The Government has accepted advice from the JCVI on the provision of a third dose of COVID-19 vaccine for individuals with severe immunosuppression

Nurse administering vaccine to young man

The Joint Committee on Vaccination and Immunisation (JCVI) has advised that individuals 12 years and over with severe immunosuppression should be offered a third dose of COVID-19 vaccine.

Research into the efficacy of additional vaccine doses to the primary schedule is ongoing, and the potential for additional protection from a third dose is currently unknown at an individual level.

The JCVI advises that the provision of a third dose to people who are immunosuppressed is unlikely to be harmful, but may be beneficial and, on balance, may be safely offered.

For those aged 18 years and over, the JCVI recommends a preference for mRNA vaccines for the third dose, with the option of the AstraZeneca vaccine for individuals who have received this vaccine previously, where this would aid delivery.
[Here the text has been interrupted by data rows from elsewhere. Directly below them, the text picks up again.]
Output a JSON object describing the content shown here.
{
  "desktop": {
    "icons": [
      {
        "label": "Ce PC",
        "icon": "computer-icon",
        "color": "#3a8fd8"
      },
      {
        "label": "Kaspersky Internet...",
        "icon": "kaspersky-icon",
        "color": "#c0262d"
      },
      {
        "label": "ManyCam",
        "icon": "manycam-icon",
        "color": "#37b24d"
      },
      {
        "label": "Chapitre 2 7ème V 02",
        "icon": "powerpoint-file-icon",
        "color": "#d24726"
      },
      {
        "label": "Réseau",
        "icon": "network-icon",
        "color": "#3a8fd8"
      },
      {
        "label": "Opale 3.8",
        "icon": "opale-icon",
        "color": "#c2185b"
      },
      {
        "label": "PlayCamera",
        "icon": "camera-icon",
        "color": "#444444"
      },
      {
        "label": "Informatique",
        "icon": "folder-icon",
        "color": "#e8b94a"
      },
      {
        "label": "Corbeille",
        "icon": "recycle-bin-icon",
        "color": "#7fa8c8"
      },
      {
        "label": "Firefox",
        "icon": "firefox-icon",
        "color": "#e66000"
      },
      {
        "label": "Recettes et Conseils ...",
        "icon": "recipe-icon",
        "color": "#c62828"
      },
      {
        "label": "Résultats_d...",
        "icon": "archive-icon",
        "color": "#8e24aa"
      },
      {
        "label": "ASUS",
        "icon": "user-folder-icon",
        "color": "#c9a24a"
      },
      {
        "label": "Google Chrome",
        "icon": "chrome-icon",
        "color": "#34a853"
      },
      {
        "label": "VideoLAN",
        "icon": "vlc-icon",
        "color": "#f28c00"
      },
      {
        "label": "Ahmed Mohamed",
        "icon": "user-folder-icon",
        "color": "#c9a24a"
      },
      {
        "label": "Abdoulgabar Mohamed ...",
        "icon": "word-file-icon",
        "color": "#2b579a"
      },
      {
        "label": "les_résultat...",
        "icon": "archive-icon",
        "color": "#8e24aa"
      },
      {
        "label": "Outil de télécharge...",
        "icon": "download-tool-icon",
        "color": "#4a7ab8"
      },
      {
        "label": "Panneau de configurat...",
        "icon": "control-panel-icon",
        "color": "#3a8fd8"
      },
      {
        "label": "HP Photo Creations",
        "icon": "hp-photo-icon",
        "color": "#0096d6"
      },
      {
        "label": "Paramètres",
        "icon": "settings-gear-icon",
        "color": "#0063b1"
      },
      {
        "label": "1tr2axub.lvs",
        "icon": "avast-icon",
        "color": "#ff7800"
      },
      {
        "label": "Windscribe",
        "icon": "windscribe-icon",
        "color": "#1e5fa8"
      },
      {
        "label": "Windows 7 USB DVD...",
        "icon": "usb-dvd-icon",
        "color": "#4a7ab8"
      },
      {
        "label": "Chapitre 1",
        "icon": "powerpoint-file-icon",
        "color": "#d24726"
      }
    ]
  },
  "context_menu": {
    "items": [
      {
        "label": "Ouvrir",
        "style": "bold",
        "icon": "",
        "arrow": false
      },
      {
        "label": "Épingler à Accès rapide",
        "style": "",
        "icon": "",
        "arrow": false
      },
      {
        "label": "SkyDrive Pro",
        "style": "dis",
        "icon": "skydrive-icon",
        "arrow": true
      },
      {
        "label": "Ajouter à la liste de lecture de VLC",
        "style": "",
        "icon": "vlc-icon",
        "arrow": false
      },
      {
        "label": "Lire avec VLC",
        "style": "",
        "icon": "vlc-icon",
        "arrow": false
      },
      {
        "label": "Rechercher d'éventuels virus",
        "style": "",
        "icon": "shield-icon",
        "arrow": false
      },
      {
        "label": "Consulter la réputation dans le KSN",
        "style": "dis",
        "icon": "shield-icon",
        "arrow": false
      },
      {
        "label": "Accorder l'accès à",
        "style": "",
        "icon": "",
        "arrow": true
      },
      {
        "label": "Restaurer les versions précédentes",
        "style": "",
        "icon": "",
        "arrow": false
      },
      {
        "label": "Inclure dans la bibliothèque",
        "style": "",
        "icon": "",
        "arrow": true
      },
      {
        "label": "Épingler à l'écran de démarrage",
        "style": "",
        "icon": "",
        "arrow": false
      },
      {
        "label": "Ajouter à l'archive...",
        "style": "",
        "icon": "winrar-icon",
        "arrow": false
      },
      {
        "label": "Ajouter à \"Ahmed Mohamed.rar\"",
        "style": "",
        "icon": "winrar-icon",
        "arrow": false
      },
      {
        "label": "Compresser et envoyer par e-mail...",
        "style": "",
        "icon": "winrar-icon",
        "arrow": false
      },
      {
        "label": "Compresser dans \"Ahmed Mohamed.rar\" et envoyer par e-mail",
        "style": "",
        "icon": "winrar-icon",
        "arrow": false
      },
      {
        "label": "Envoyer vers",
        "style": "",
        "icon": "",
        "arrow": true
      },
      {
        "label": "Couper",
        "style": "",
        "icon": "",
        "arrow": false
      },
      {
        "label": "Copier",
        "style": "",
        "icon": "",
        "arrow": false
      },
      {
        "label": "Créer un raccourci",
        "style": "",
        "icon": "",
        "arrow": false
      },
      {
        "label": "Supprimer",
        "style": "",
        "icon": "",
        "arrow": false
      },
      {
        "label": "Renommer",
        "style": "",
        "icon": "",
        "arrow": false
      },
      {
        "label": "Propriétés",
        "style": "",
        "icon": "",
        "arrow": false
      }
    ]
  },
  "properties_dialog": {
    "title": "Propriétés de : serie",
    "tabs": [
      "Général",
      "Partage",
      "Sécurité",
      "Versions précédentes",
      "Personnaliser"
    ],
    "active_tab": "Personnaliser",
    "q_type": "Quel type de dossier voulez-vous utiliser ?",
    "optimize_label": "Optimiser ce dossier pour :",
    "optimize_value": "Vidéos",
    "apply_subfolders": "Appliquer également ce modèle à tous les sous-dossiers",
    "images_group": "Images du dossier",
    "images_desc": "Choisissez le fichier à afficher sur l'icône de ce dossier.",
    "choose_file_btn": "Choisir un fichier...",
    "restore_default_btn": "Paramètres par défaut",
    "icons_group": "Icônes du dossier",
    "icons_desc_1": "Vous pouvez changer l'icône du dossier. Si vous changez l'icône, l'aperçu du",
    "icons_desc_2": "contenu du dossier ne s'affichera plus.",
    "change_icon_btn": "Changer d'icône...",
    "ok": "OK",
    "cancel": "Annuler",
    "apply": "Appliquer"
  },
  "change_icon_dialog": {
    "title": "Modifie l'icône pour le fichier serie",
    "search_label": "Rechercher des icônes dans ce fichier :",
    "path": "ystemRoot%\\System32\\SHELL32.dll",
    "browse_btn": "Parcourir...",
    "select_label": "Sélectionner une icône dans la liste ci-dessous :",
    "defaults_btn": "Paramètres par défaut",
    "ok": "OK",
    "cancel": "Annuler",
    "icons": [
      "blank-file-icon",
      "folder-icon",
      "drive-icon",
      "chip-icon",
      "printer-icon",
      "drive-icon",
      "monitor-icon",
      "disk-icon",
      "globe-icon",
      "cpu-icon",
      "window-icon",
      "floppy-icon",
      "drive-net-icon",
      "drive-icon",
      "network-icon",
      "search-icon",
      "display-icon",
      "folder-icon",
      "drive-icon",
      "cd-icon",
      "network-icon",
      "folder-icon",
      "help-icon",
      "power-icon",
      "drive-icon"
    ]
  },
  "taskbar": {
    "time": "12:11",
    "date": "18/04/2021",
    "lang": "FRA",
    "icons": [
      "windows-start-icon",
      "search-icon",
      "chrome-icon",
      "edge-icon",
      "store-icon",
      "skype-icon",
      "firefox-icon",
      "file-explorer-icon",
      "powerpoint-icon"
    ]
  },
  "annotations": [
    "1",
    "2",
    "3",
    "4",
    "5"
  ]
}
For those aged 12–17 years the Pfizer/BioNTech vaccine is the preferred choice.

The third dose should ideally be given at least 8 weeks after the second dose, but special attention should be paid to current or planned immunosuppressive therapies.

‘Welcome’ advice 

The Government has accepted the recommendations from the JCVI, and the NHS will begin to contact those eligible as soon as possible to discuss their needs and arrange an appointment for a third dose where clinically appropriate.

Commenting on the advice, Professor Jonathan Van-Tam, Deputy Chief Medical Officer, said: ‘We know there are people with severe immunosuppression for whom the first two doses of vaccine have not provided the same level protection as for the general population. The degree of protection will vary by individual, according to degree of immunosuppression and the underlying reasons for that.

‘So I welcome the advice from JCVI to offer a third primary dose to those with severe immunosuppression, at a bespoke interval, advised by their specialist clinician, and guided by the UK’s immunisation handbook, the Green Book.’